3 Random Fitness Thoughts #3

1. Should I train while I’m sick?

Maybe. It really depends on how you’re feeling. If you just have light cold, and a runny nose – maybe you’re ok to do some light training, or even just movement and mobility work. If you have flu like symptoms and are running a fever, it’s probably best to stay at home.

What about sweating out the cold?

Probably not going to happen. When you train hard and lift heavy weights and make yourself gasp for air, you are putting stress on your body. This stress from training combined with the stress of a beat up immune system is too much for the body to handle. Going for a walk or an easy bike ride may help if you aren’t too sick. But, if you are really feeling under the weather – skip the gym, your body will thank you.


2. The body is one piece.

That’s right.

What exactly do I mean by that? I mean people get way too caught up training different “body parts.” This makes no sense when you view the body as one piece. A big mistake a lot of trainees make is to split up their workout routine by focusing on different body parts each session. This is severely outdated and limits the body.

First, you cannot just focus on one body part at a time. If you are doing a push up to work on your chest muscles, more than just your pectoralis major and minor are working. You triceps help extend the elbow as you come off the ground, you glutes should be on to maintain a good spinal position, your anterior core is on to keep the hips from sagging down. All of the smaller shoulder muscles will be on to help stabilize the shoulder joint, and so on.

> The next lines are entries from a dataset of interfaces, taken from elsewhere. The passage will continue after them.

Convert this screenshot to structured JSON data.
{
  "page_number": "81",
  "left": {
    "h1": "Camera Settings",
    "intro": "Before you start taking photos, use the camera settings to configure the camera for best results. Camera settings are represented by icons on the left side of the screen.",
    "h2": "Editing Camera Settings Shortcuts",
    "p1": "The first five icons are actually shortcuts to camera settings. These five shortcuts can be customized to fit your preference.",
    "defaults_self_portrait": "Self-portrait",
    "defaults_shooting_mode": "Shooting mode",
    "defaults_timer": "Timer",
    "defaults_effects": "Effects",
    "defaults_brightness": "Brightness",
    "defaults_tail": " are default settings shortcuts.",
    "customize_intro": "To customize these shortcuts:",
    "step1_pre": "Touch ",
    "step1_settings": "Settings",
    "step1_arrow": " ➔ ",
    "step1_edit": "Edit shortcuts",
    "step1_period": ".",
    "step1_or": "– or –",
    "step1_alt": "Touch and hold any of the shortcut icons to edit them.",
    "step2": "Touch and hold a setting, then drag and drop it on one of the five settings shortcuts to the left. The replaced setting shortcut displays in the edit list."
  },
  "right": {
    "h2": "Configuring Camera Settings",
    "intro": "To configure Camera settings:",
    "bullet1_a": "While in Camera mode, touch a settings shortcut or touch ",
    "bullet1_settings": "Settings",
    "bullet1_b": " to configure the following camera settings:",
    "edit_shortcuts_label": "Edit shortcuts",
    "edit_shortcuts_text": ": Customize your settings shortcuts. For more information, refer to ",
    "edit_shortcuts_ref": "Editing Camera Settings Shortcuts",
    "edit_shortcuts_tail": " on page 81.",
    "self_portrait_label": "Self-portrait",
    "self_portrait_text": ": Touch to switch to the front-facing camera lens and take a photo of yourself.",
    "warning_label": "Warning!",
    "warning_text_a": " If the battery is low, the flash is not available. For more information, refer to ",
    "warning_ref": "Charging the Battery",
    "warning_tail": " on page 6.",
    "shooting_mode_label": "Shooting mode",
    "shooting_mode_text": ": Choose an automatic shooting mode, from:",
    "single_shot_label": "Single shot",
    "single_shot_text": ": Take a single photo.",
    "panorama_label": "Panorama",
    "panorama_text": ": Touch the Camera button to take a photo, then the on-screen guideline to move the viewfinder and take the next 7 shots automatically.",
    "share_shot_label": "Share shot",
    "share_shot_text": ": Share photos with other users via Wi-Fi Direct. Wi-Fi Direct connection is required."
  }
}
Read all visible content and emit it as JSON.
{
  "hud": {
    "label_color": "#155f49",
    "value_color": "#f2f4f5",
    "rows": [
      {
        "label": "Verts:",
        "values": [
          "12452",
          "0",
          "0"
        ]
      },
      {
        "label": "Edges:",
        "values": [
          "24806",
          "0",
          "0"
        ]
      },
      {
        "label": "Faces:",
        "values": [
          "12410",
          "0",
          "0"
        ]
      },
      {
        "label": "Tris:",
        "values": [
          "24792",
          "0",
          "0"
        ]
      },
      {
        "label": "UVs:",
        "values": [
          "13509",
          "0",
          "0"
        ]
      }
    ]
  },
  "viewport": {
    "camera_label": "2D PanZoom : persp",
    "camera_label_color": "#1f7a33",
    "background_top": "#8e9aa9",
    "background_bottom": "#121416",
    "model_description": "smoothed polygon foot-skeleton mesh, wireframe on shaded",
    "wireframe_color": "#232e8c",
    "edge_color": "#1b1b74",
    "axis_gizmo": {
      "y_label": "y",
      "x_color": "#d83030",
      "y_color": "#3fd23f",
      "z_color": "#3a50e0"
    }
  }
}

What to do instead.

Think about movements and not muscles. Your body wants to function as one unit. Compound multi-joint exercises are best to explore your capacity as a human and to train functionally. I like to break up workout programs into different movements instead of focusing on which muscles do the work of a specific exercise. The movement classifications I use are – hip hinge, knee dominant, push, pull and anti extension/rotation/lateral flexion core. Hit one of those movements each workout and not only will it help you build more muscle, it will help you lean out and get a greater metabolic effect from training.

3. Winter workouts.

Everyone is more active in the summer. I get it, the weather is nicer, the sun is out and if you’re a member of Gain, the beach is probably only 10-15 minutes away from your house.

After the blizzard we got yesterday, it reminded me of some ways to get a good outdoor workout in during the winter. There is definitely something about training outdoors that makes you feel great.

Snowshoeing is a fantastic way to get a good cardio workout in.  It is tough on your body, much tougher than you think if you’ve never had the pleasure of trying. Cross-country skiing is another great way to get outside in the winter. There’s a reason that some of the highest tested VO2 maxes are from cross-country skiers – it’s hard.  Winter chores also make for a good workout. Shoveling is an annoying task for most, but turn it into a workout by shoveling for time. How fast can you (safely) clean off your driveway? Are you moving through it as fast as you can or are you just going through the motions? Same goes for splitting wood. It’s a great way to build explosive power, work on having a stable trunk and mobilizing into an overhead position.

So the next time you’re snowed in and think you have to miss a training session, try something out in the snow. Worried about dressing appropriately for the weather? Check out this post by Patrick Merrill on dressing for work outdoors in the cold:


Justin Miner1 Comment